Molluscan Biology & Aquaculture
7922 NW 71st Street
PO Box 110600
Gainesville, FL 32653
Dr. Baker’s research focuses on the physiological ecology of bivalve mollusks. Areas of specialization include functional morphology, feeding ecology, bioenergetics, and effects of perturbations such as salinity, temperature, and eutrophication on productivity. Trained as a marine scientist, she has worked in a variety of systems, both marine and freshwater. Shirley is currently working with hard clam (Mercenaria mercenaria) aquaculture in Florida. This industry faces several challenges: reliance on primarily one species, anthropogenic disturbances, harmful algal blooms, and extreme temperatures. Using methods from a range of fields (genetics, pathology, comparative physiology, environmental monitoring), her collaborative research program is working to address many of these management issues.
PhD, Virginia Institute of Marine Science, The College of William and Mary (1994)
MS, Oregon Institute of Marine Biology, University of Oregon (1988)
BS, Seattle Pacific University (1986)
FAS 4932/6154 Aquatic Invertebrate Ecological Physiology
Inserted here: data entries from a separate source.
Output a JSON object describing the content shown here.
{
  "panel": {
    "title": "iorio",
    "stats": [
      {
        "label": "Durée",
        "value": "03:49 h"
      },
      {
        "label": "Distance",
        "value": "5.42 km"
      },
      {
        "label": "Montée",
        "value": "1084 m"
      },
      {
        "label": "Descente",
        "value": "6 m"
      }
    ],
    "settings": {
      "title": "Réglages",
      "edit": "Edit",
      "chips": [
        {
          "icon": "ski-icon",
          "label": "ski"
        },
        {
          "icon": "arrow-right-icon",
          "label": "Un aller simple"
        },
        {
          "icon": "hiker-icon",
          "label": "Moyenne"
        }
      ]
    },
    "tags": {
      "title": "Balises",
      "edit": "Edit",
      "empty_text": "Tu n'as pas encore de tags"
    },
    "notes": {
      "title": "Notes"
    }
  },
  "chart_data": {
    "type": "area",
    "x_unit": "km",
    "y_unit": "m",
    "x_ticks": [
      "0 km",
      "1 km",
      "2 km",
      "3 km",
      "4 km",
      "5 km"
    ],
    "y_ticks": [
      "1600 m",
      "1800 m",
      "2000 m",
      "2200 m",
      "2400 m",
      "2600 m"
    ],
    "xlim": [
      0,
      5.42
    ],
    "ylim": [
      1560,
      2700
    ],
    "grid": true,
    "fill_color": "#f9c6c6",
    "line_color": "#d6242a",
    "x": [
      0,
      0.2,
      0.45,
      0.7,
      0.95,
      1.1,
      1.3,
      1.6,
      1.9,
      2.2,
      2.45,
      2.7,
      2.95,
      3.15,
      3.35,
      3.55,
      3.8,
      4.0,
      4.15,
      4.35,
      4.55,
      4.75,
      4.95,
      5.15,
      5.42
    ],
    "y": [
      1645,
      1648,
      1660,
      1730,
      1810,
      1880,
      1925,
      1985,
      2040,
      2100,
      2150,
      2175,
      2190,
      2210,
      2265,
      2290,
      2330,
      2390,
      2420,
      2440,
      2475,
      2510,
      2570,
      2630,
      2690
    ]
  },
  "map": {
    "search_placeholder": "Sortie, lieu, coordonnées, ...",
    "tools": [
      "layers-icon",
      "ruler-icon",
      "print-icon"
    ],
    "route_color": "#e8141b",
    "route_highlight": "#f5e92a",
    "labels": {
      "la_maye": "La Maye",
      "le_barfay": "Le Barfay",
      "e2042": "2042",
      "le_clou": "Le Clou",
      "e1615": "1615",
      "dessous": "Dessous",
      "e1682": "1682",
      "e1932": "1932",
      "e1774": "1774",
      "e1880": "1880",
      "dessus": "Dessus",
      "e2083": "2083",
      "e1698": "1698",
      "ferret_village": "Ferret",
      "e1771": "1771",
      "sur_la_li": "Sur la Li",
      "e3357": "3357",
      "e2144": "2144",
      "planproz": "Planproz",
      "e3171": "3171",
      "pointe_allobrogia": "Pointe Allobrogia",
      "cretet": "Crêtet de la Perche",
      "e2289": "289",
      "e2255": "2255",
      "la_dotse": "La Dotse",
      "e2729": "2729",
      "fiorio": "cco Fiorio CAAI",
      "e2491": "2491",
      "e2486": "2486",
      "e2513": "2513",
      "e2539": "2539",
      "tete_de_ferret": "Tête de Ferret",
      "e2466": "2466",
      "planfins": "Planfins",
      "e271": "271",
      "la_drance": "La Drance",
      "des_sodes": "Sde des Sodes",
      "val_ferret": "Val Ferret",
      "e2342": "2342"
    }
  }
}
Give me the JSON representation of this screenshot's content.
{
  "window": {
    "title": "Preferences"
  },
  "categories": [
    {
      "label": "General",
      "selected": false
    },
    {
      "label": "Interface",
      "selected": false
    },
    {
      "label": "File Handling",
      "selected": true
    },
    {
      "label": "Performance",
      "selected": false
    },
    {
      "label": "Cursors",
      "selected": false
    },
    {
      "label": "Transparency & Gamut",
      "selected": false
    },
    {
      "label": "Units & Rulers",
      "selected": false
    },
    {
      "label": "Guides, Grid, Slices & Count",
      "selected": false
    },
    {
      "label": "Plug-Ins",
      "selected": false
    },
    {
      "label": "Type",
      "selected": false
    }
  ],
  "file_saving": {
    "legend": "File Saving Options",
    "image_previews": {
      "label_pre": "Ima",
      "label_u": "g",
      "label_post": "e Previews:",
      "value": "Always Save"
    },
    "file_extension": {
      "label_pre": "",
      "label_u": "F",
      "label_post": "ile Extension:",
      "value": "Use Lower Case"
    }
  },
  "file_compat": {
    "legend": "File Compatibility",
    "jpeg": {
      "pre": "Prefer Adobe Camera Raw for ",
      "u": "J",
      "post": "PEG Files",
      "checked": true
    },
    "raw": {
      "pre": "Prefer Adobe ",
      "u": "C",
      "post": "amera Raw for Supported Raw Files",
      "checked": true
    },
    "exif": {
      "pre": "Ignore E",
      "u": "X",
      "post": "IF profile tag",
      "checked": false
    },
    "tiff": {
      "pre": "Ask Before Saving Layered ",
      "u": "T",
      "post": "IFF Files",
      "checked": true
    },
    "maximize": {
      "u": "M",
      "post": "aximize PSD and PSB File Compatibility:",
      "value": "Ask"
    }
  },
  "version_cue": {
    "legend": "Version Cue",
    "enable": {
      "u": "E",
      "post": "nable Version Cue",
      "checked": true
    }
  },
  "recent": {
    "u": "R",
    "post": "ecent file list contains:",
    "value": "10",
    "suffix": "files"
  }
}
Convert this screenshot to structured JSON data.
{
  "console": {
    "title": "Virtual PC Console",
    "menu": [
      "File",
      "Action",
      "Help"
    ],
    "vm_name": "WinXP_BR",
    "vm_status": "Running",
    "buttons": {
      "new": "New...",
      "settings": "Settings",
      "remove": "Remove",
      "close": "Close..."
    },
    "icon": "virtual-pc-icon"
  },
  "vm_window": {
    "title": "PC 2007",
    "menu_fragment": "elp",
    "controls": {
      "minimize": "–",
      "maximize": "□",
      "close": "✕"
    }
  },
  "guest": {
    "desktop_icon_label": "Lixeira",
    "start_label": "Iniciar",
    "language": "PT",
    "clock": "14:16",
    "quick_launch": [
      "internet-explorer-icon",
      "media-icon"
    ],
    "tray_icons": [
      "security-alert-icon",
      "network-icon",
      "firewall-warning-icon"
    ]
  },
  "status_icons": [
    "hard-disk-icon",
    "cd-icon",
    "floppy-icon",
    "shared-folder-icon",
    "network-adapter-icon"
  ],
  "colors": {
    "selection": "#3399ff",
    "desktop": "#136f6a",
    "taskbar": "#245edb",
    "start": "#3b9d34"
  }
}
Course focuses on the biochemical, physiological, behavioral, and ecological adaptations of invertebrate animals. A comparative approach is used to examine basic principles of adaptation, problems of size and scale, key mechanisms in physiology (excretion, thermal biology, respiration, etc.), and details of how organisms cope with environments (marine, estuarine, and freshwater).